Onenight stand Shortterm affair Longterm relationship Friend 42.1% 38.3% 59.9% Acquaintance 57.9% 61.7% 40.1% 9.9% 42.4% 47.6% Sample comparisons  To address potential differences between the MTurk and undergraduate samples, the two MANOVAs and Chi Square Test for Independence were run separately for each group. Significant findings were similar in these two samples. In the MTurk sample, there was a main effect of the friendship manipulation for costly/risky outcomes,F(8, 271) = 2.45,pand no interaction of poacher sex and friendship,= .012, F(8, 271) = 0.90,p= .518. There was also a main effect for mate attributes,F(22, 257) = 1.87,p 0.12, and no = interaction,F(22, 257) = 0.96,p .522. In the undergraduate sample, there was a main = effect of friendship manipulation for costly/risky outcomes,F(8, 89) = 2.92,p= .006, and no interaction of poacher sex and friendship,F(8, 89) = 1.13,p= .350, as well as a main effect for mate attributes,F(22, 74) = 3.33,p< .001, and no interaction,F(22, 74) = 1.02, psimilar group differences for each outcome and mate= .448. Posthoc analysis revealed attribute.
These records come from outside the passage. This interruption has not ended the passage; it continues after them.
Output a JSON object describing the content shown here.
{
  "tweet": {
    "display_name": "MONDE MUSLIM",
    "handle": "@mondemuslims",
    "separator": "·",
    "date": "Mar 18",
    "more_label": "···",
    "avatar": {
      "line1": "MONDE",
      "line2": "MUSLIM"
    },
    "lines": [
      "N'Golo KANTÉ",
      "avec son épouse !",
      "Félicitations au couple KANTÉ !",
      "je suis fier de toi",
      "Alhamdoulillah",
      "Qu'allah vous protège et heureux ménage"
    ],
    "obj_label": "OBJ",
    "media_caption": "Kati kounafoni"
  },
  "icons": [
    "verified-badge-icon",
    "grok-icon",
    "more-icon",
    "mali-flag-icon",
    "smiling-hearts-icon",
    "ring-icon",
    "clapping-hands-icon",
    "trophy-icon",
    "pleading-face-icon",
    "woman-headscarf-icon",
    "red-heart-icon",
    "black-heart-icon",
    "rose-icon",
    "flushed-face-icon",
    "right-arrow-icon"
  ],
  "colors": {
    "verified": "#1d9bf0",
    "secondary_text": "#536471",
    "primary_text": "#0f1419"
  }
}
Evolutionary Psychology – ISSN 14747049 – Volume 11(4). 2013. 936